The Encyclopedia of Science Fiction by John Clute and Peter Nichols indicated that Richard Matheson’s work moves back and forth between horror and science fiction, but that no matter what genre he writes in, his work is unified by a thematic emphasis on paranoia. That said, while Matheson’s works do shuttle between genres, many critics place him more strongly in the horror lineage; James Twitchell, writing in Dreadful Pleasures (a critical study of modern horror), and Brian Aldiss, writing in Trillion Year Spree (a history of science fiction) both praised Matheson’s talents and referred to him as an heir to Edgar Allan Poe.
Other critics discuss Matheson’s novel in terms of its influence on others. For example, in Our Vampires, Ourselves, a study of the vampire genre, Nina Auerbach noted how Matheson’s treatment of the vampire mythos helped shaped later works in the genre, especially in the 1970s. To be specific, Matheson’s novel is singled out as helping to normalize vampirism, moving it from the genuinely strange and rare to the common and collective.

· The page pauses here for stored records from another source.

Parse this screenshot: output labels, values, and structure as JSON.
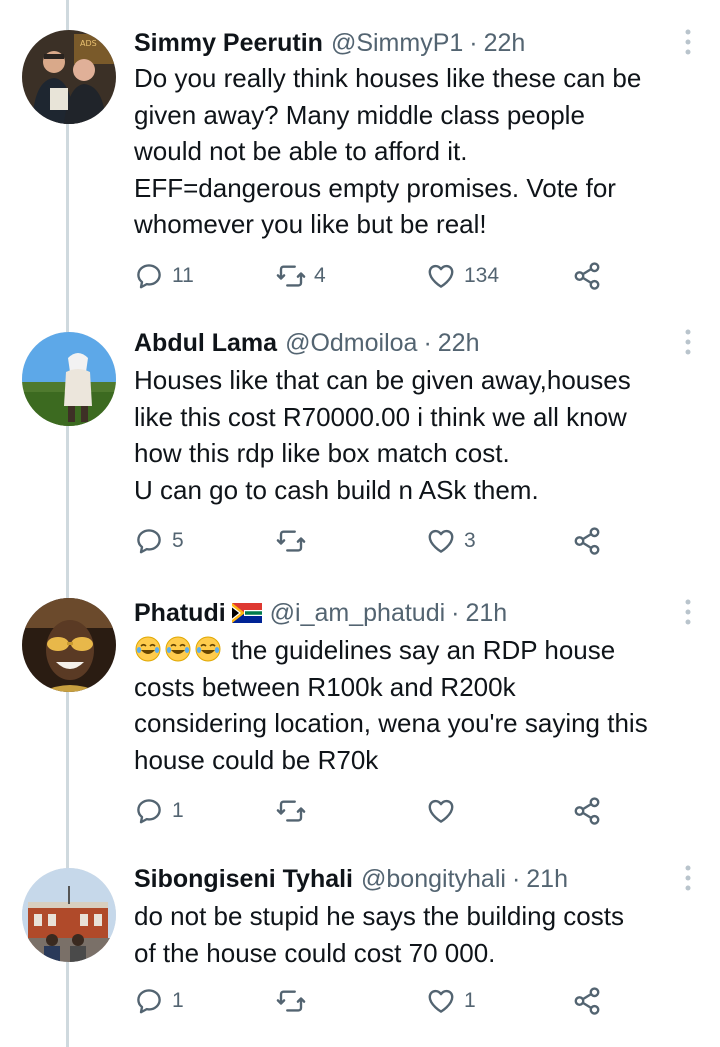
{
  "tweets": [
    {
      "display_name": "Simmy Peerutin",
      "handle": "@SimmyP1",
      "separator": "·",
      "time": "22h",
      "text": "Do you really think houses like these can be\ngiven away? Many middle class people\nwould not be able to afford it.\nEFF=dangerous empty promises. Vote for\nwhomever you like but be real!",
      "replies": "11",
      "retweets": "4",
      "likes": "134"
    },
    {
      "display_name": "Abdul Lama",
      "handle": "@Odmoiloa",
      "separator": "·",
      "time": "22h",
      "text": "Houses like that can be given away,houses\nlike this cost R70000.00 i think we all know\nhow this rdp like box match cost.\nU can go to cash build n ASk them.",
      "replies": "5",
      "retweets": "",
      "likes": "3"
    },
    {
      "display_name": "Phatudi",
      "flag": "south-africa-flag",
      "handle": "@i_am_phatudi",
      "separator": "·",
      "time": "21h",
      "emoji": "tears-of-joy-emoji",
      "text": "the guidelines say an RDP house\ncosts between R100k and R200k\nconsidering location, wena you're saying this\nhouse could be R70k",
      "replies": "1",
      "retweets": "",
      "likes": ""
    },
    {
      "display_name": "Sibongiseni Tyhali",
      "handle": "@bongityhali",
      "separator": "·",
      "time": "21h",
      "text": "do not be stupid he says the building costs\nof the house could cost 70 000.",
      "replies": "1",
      "retweets": "",
      "likes": "1"
    }
  ],
  "icons": {
    "reply": "reply-icon",
    "retweet": "retweet-icon",
    "like": "heart-icon",
    "share": "share-icon",
    "more": "more-icon"
  },
  "colors": {
    "text": "#0f1419",
    "secondary": "#536471",
    "thread_line": "#cfd9de"
  }
}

Stefan Dziemianowicz’s bio-critical overview of Matheson’s life and career argued for Matheson’s powerful influence on the field (specifically indicating Matheson as a model for George Romero’s zombie movies) and singled out Matheson’s tendency throughout his work to ground his stories in realistic detail, most often in common, middle American settings.